**Data in this exercise:**
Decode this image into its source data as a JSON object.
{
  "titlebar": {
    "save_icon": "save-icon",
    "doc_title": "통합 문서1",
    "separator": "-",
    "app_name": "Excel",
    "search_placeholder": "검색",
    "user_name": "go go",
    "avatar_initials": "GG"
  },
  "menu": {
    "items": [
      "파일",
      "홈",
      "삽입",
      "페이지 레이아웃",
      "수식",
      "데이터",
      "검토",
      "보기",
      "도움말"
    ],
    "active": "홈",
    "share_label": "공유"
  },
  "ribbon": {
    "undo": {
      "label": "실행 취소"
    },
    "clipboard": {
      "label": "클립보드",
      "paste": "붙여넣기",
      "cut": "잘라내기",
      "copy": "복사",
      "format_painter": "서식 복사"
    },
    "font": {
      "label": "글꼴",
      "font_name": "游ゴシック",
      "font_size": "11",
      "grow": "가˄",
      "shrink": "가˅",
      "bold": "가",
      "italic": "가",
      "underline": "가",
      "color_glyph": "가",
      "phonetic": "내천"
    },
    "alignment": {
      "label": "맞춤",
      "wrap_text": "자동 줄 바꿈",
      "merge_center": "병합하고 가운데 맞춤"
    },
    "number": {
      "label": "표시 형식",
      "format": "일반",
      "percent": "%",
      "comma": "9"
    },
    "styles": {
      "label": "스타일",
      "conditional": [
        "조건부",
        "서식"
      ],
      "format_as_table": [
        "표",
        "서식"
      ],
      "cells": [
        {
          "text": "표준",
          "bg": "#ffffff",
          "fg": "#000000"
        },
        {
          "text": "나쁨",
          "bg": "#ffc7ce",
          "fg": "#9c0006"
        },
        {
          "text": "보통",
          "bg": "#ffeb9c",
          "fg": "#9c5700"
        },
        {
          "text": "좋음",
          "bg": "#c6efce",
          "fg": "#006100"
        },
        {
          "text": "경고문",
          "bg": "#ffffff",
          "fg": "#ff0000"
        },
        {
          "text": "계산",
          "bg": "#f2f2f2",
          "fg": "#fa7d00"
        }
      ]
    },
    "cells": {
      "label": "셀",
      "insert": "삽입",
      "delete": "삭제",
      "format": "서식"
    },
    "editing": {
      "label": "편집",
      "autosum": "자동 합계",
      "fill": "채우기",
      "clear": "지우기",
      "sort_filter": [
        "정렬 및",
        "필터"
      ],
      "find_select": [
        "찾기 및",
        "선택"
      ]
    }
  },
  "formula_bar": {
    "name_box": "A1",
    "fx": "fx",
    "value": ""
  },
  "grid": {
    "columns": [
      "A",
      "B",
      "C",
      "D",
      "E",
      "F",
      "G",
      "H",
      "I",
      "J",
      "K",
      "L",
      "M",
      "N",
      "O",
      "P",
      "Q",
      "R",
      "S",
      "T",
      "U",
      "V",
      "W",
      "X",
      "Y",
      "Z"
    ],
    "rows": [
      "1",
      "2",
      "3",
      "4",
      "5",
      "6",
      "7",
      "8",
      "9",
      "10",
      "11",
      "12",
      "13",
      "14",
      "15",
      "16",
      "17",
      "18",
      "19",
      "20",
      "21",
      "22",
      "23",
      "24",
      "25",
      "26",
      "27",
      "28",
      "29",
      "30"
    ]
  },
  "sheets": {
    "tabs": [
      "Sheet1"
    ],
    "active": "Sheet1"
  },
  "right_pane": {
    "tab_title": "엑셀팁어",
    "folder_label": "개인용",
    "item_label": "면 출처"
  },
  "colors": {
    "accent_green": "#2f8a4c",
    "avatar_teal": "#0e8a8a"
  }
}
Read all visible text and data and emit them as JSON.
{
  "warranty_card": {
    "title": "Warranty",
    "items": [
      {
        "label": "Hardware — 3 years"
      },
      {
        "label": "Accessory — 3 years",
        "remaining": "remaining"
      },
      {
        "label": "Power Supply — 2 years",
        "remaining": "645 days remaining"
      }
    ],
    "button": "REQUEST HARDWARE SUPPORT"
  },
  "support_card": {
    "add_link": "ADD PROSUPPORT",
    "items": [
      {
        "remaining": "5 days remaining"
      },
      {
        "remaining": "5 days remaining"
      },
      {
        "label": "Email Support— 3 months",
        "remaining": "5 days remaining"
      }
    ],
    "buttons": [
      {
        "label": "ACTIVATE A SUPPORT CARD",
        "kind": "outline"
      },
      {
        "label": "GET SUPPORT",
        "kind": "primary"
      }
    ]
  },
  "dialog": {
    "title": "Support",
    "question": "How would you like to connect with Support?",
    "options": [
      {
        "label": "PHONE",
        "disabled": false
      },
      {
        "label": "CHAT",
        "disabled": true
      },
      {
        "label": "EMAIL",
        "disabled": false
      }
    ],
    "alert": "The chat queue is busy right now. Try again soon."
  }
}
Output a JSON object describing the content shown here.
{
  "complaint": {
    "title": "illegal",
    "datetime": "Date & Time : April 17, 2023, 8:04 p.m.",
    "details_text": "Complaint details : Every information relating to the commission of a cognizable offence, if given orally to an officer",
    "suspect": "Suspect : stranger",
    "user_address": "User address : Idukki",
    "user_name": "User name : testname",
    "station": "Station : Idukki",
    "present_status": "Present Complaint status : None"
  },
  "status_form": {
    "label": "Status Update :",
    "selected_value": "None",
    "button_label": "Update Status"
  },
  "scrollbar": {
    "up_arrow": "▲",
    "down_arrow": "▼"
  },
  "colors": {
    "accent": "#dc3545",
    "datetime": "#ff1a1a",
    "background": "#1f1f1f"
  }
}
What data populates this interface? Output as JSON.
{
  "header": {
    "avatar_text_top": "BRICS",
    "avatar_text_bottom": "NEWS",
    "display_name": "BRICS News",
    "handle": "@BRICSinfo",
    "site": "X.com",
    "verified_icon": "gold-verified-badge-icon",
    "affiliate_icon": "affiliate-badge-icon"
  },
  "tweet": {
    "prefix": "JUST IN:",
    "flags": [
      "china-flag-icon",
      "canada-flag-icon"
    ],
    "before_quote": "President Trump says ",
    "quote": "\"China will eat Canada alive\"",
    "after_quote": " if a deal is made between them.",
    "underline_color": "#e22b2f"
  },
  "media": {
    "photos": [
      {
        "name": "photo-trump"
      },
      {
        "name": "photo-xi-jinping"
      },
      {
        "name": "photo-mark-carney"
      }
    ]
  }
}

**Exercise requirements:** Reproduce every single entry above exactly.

**Answer to the exercise:**
Decode this image into its source data as a JSON object.
{
  "titlebar": {
    "save_icon": "save-icon",
    "doc_title": "통합 문서1",
    "separator": "-",
    "app_name": "Excel",
    "search_placeholder": "검색",
    "user_name": "go go",
    "avatar_initials": "GG"
  },
  "menu": {
    "items": [
      "파일",
      "홈",
      "삽입",
      "페이지 레이아웃",
      "수식",
      "데이터",
      "검토",
      "보기",
      "도움말"
    ],
    "active": "홈",
    "share_label": "공유"
  },
  "ribbon": {
    "undo": {
      "label": "실행 취소"
    },
    "clipboard": {
      "label": "클립보드",
      "paste": "붙여넣기",
      "cut": "잘라내기",
      "copy": "복사",
      "format_painter": "서식 복사"
    },
    "font": {
      "label": "글꼴",
      "font_name": "游ゴシック",
      "font_size": "11",
      "grow": "가˄",
      "shrink": "가˅",
      "bold": "가",
      "italic": "가",
      "underline": "가",
      "color_glyph": "가",
      "phonetic": "내천"
    },
    "alignment": {
      "label": "맞춤",
      "wrap_text": "자동 줄 바꿈",
      "merge_center": "병합하고 가운데 맞춤"
    },
    "number": {
      "label": "표시 형식",
      "format": "일반",
      "percent": "%",
      "comma": "9"
    },
    "styles": {
      "label": "스타일",
      "conditional": [
        "조건부",
        "서식"
      ],
      "format_as_table": [
        "표",
        "서식"
      ],
      "cells": [
        {
          "text": "표준",
          "bg": "#ffffff",
          "fg": "#000000"
        },
        {
          "text": "나쁨",
          "bg": "#ffc7ce",
          "fg": "#9c0006"
        },
        {
          "text": "보통",
          "bg": "#ffeb9c",
          "fg": "#9c5700"
        },
        {
          "text": "좋음",
          "bg": "#c6efce",
          "fg": "#006100"
        },
        {
          "text": "경고문",
          "bg": "#ffffff",
          "fg": "#ff0000"
        },
        {
          "text": "계산",
          "bg": "#f2f2f2",
          "fg": "#fa7d00"
        }
      ]
    },
    "cells": {
      "label": "셀",
      "insert": "삽입",
      "delete": "삭제",
      "format": "서식"
    },
    "editing": {
      "label": "편집",
      "autosum": "자동 합계",
      "fill": "채우기",
      "clear": "지우기",
      "sort_filter": [
        "정렬 및",
        "필터"
      ],
      "find_select": [
        "찾기 및",
        "선택"
      ]
    }
  },
  "formula_bar": {
    "name_box": "A1",
    "fx": "fx",
    "value": ""
  },
  "grid": {
    "columns": [
      "A",
      "B",
      "C",
      "D",
      "E",
      "F",
      "G",
      "H",
      "I",
      "J",
      "K",
      "L",
      "M",
      "N",
      "O",
      "P",
      "Q",
      "R",
      "S",
      "T",
      "U",
      "V",
      "W",
      "X",
      "Y",
      "Z"
    ],
    "rows": [
      "1",
      "2",
      "3",
      "4",
      "5",
      "6",
      "7",
      "8",
      "9",
      "10",
      "11",
      "12",
      "13",
      "14",
      "15",
      "16",
      "17",
      "18",
      "19",
      "20",
      "21",
      "22",
      "23",
      "24",
      "25",
      "26",
      "27",
      "28",
      "29",
      "30"
    ]
  },
  "sheets": {
    "tabs": [
      "Sheet1"
    ],
    "active": "Sheet1"
  },
  "right_pane": {
    "tab_title": "엑셀팁어",
    "folder_label": "개인용",
    "item_label": "면 출처"
  },
  "colors": {
    "accent_green": "#2f8a4c",
    "avatar_teal": "#0e8a8a"
  }
}
Read all visible text and data and emit them as JSON.
{
  "warranty_card": {
    "title": "Warranty",
    "items": [
      {
        "label": "Hardware — 3 years"
      },
      {
        "label": "Accessory — 3 years",
        "remaining": "remaining"
      },
      {
        "label": "Power Supply — 2 years",
        "remaining": "645 days remaining"
      }
    ],
    "button": "REQUEST HARDWARE SUPPORT"
  },
  "support_card": {
    "add_link": "ADD PROSUPPORT",
    "items": [
      {
        "remaining": "5 days remaining"
      },
      {
        "remaining": "5 days remaining"
      },
      {
        "label": "Email Support— 3 months",
        "remaining": "5 days remaining"
      }
    ],
    "buttons": [
      {
        "label": "ACTIVATE A SUPPORT CARD",
        "kind": "outline"
      },
      {
        "label": "GET SUPPORT",
        "kind": "primary"
      }
    ]
  },
  "dialog": {
    "title": "Support",
    "question": "How would you like to connect with Support?",
    "options": [
      {
        "label": "PHONE",
        "disabled": false
      },
      {
        "label": "CHAT",
        "disabled": true
      },
      {
        "label": "EMAIL",
        "disabled": false
      }
    ],
    "alert": "The chat queue is busy right now. Try again soon."
  }
}
Output a JSON object describing the content shown here.
{
  "complaint": {
    "title": "illegal",
    "datetime": "Date & Time : April 17, 2023, 8:04 p.m.",
    "details_text": "Complaint details : Every information relating to the commission of a cognizable offence, if given orally to an officer",
    "suspect": "Suspect : stranger",
    "user_address": "User address : Idukki",
    "user_name": "User name : testname",
    "station": "Station : Idukki",
    "present_status": "Present Complaint status : None"
  },
  "status_form": {
    "label": "Status Update :",
    "selected_value": "None",
    "button_label": "Update Status"
  },
  "scrollbar": {
    "up_arrow": "▲",
    "down_arrow": "▼"
  },
  "colors": {
    "accent": "#dc3545",
    "datetime": "#ff1a1a",
    "background": "#1f1f1f"
  }
}
What data populates this interface? Output as JSON.
{
  "header": {
    "avatar_text_top": "BRICS",
    "avatar_text_bottom": "NEWS",
    "display_name": "BRICS News",
    "handle": "@BRICSinfo",
    "site": "X.com",
    "verified_icon": "gold-verified-badge-icon",
    "affiliate_icon": "affiliate-badge-icon"
  },
  "tweet": {
    "prefix": "JUST IN:",
    "flags": [
      "china-flag-icon",
      "canada-flag-icon"
    ],
    "before_quote": "President Trump says ",
    "quote": "\"China will eat Canada alive\"",
    "after_quote": " if a deal is made between them.",
    "underline_color": "#e22b2f"
  },
  "media": {
    "photos": [
      {
        "name": "photo-trump"
      },
      {
        "name": "photo-xi-jinping"
      },
      {
        "name": "photo-mark-carney"
      }
    ]
  }
}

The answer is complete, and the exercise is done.